Ex-Worker Strikes Back in Universal Entertainment Scandal

Posted on: June 6, 2014, 05:30h. 

Last updated on: June 5, 2014, 04:49h.

Kazuo Okada Universal Entertainment
Kazuo Okada, who has been accused by a former employee of bribing Philippine officials (Image: Bloomberg)

Kazuo Okada, the billionaire owner of Universal Entertainment Corp., which is the Japanese manufacturer of gaming machines that owns 21 percent of Wynn Resorts, has become the subject of a criminal complaint filed by a former employee over a longstanding bribery scandal, which has descended into a messy legal dispute.

The allegation relates to $40 million which complainant Takafumi Nakano says he was ordered by his employer to offer in bribes to buy foreign ownership and tax concessions for the $2 billion casino that Universal Entertainment is building in Manila Bay in the Philippines.

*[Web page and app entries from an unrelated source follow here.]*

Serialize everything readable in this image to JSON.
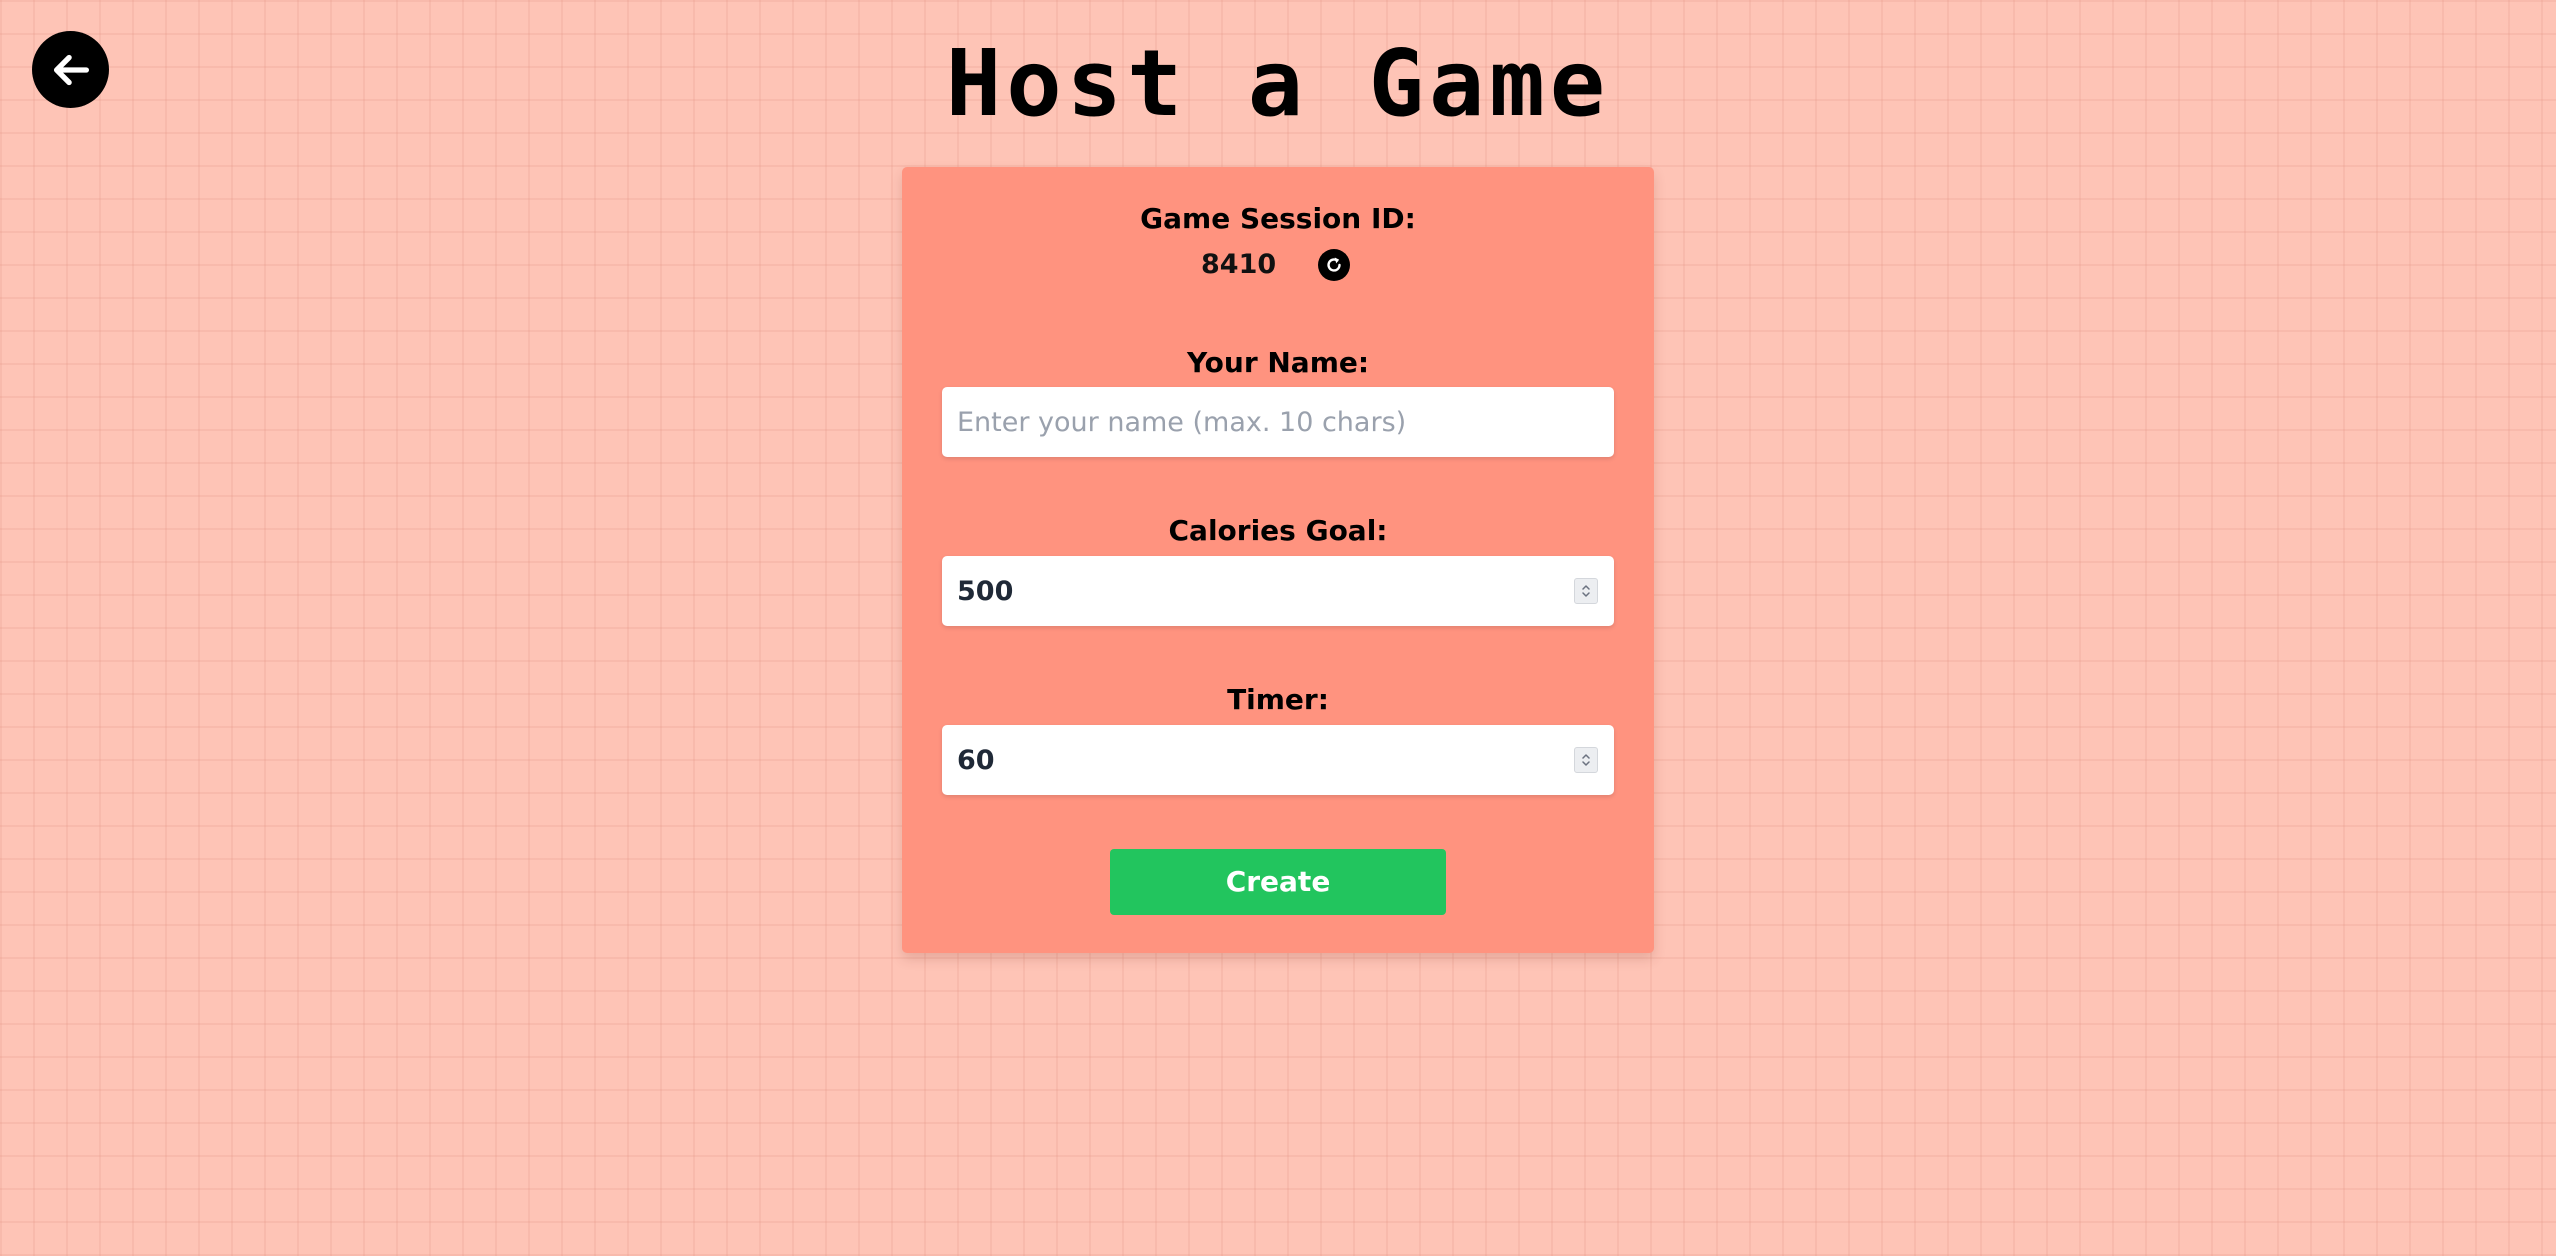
{
  "header": {
    "back_icon": "arrow-left-icon",
    "title": "Host a Game"
  },
  "session": {
    "label": "Game Session ID:",
    "id": "8410",
    "refresh_icon": "refresh-icon"
  },
  "form": {
    "name": {
      "label": "Your Name:",
      "value": "",
      "placeholder": "Enter your name (max. 10 chars)"
    },
    "calories": {
      "label": "Calories Goal:",
      "value": "500",
      "spinner_icon": "spinner-arrows-icon"
    },
    "timer": {
      "label": "Timer:",
      "value": "60",
      "spinner_icon": "spinner-arrows-icon"
    },
    "create_label": "Create"
  },
  "colors": {
    "background": "#fec4b6",
    "card": "#ff937f",
    "accent": "#22c55e",
    "text": "#000000"
  }
}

Nakano claims that the he was ordered to pay the bulk of this sum in 2010 to Rodolfo Soriano, a consultant who has close ties to Efraim Genuino, at the time the head of the Philippine gaming regulatory body. Nakano has made the same claim previously in a civil defamation case against Okada, who in turn accuses his former employee, along with two others, of transferring the money without authorization. All three men, however, say they were acting under direct orders from Okada.

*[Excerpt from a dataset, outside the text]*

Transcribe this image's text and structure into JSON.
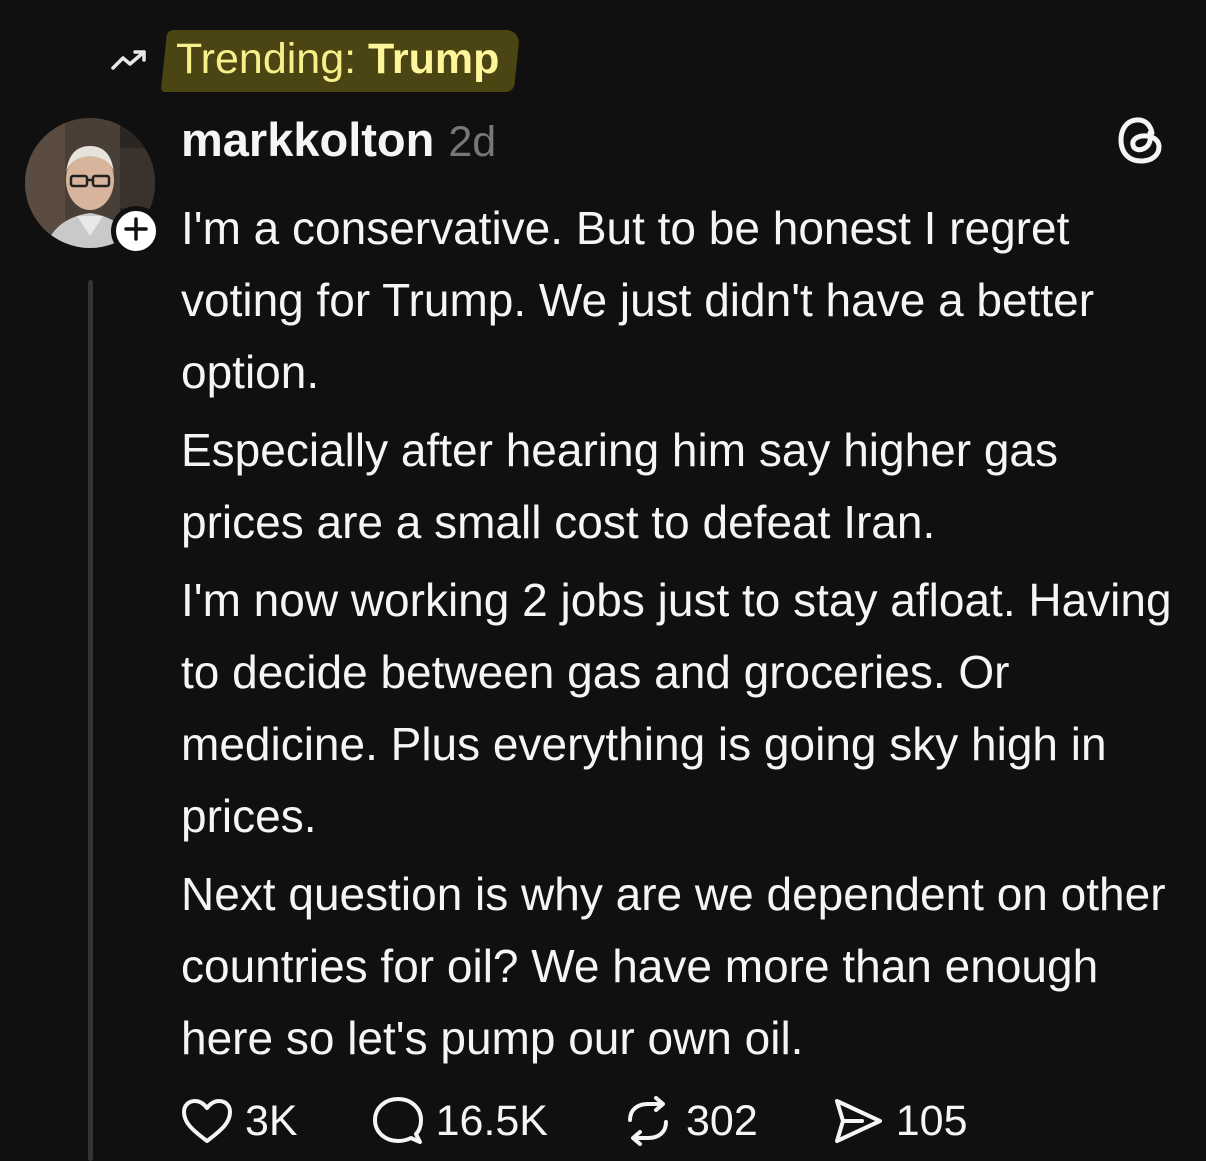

Allegations and Investigations

The claim has already resulted in investigations by the FBI, the Nevada Gaming Board and the Philippine government, and, should those authorities conclude that there is evidence of corruption, Universal could face prosecution in both the US and the Philippines. While the company is headquartered in Tokyo, it has licenses to both manufacture and distribute casino machines in Nevada, as well as Mississippi and New Jersey. The company could have sanctions imposed upon it which could affect its ability to do business in the United States.

It’s understood that the new complaint was issued last week to the Tokyo District Public Prosecutor’s Office. In it Nakano stated: “The only conclusion is that $40 million was paid as bribes to Genuino or to other public officials.” He also noted that soon after the bribery was alleged to have taken place, the Philippine government lifted its restrictions on foreigners owning casinos and granted Universal approval to operate as part of the Philippine Economic Zone Authority – a government agency that oversees and administers incentives to companies in the country.

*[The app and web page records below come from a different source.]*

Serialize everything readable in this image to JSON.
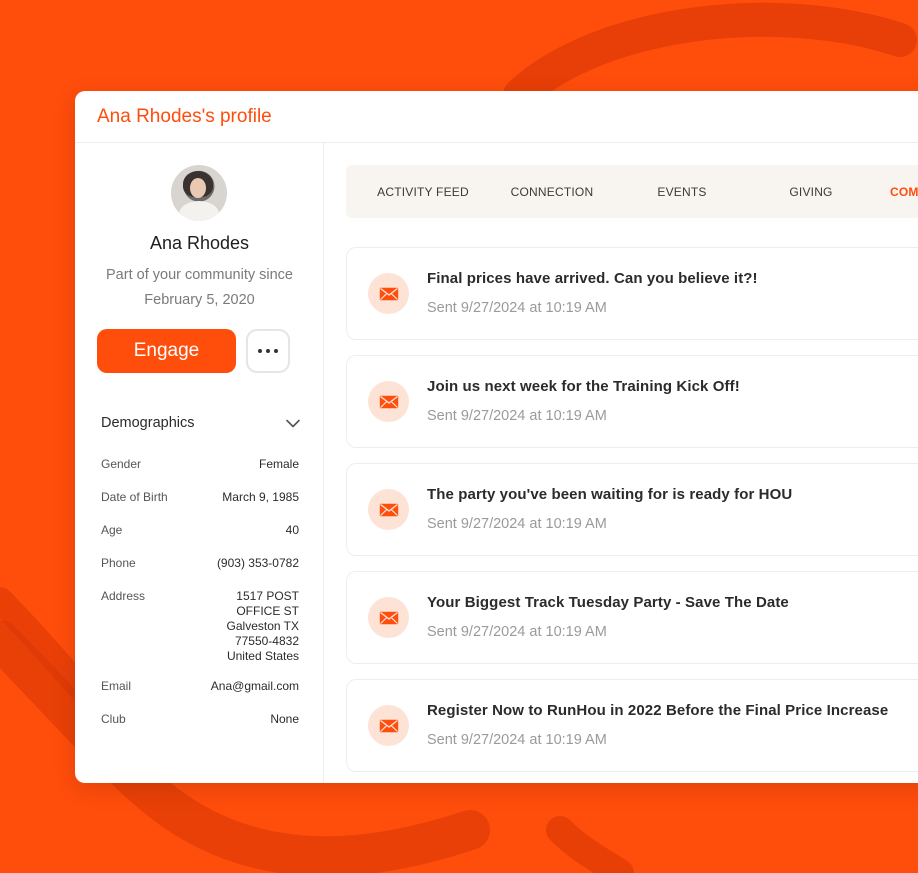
{
  "colors": {
    "accent": "#FF4D0C",
    "background": "#FF4D0C",
    "mail_icon_bg": "#FDE2D6",
    "tab_bar_bg": "#F8F4F0"
  },
  "header": {
    "title": "Ana Rhodes's profile"
  },
  "profile": {
    "name": "Ana Rhodes",
    "member_since_line1": "Part of your community since",
    "member_since_line2": "February 5, 2020",
    "engage_label": "Engage",
    "more_icon": "more-horizontal-icon"
  },
  "demographics": {
    "title": "Demographics",
    "toggle_icon": "chevron-down-icon",
    "rows": [
      {
        "label": "Gender",
        "value": "Female"
      },
      {
        "label": "Date of Birth",
        "value": "March 9, 1985"
      },
      {
        "label": "Age",
        "value": "40"
      },
      {
        "label": "Phone",
        "value": "(903) 353-0782"
      },
      {
        "label": "Address",
        "lines": [
          "1517 POST",
          "OFFICE ST",
          "Galveston TX",
          "77550-4832",
          "United States"
        ]
      },
      {
        "label": "Email",
        "value": "Ana@gmail.com"
      },
      {
        "label": "Club",
        "value": "None"
      }
    ]
  },
  "tabs": [
    {
      "label": "ACTIVITY FEED"
    },
    {
      "label": "CONNECTION"
    },
    {
      "label": "EVENTS"
    },
    {
      "label": "GIVING"
    },
    {
      "label": "COM",
      "active": true
    }
  ],
  "messages": [
    {
      "icon": "mail-icon",
      "title": "Final prices have arrived. Can you believe it?!",
      "sent": "Sent 9/27/2024 at 10:19 AM"
    },
    {
      "icon": "mail-icon",
      "title": "Join us next week for the Training Kick Off!",
      "sent": "Sent 9/27/2024 at 10:19 AM"
    },
    {
      "icon": "mail-icon",
      "title": "The party you've been waiting for is ready for HOU",
      "sent": "Sent 9/27/2024 at 10:19 AM"
    },
    {
      "icon": "mail-icon",
      "title": "Your Biggest Track Tuesday Party - Save The Date",
      "sent": "Sent 9/27/2024 at 10:19 AM"
    },
    {
      "icon": "mail-icon",
      "title": "Register Now to RunHou in 2022 Before the Final Price Increase",
      "sent": "Sent 9/27/2024 at 10:19 AM"
    }
  ]
}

Claims and Counter-claims

Last month, Reuters reported that one of Universal’s lawyers, Yuki Arai, had offered Nakano money to drop all his claims and to desist from co-operating with investigative agencies. Universal denied this and has launched legal action against Reuters for defamation. Universal claims the settlement offer was the idea of Nakano’s lawyer who had demanded millions of dollars. Nakano’s party strenuously denies this and Reuters is standing by its assertion.

It is not known whether the Tokyo District Public Prosecutor’s Office intends to pursue an investigation of its own. However, Japan was recently criticized by the Organization for Economic Co-operation and Development (OECD) for failing to rigorously enforce its own law against Japanese companies bribing foreign officials, and Nakano has urged that the Prosecutor’s Office launch an in-depth investigation. Meanwhile, Universal Entertainment has conducted its own independent investigation which it has not yet made public.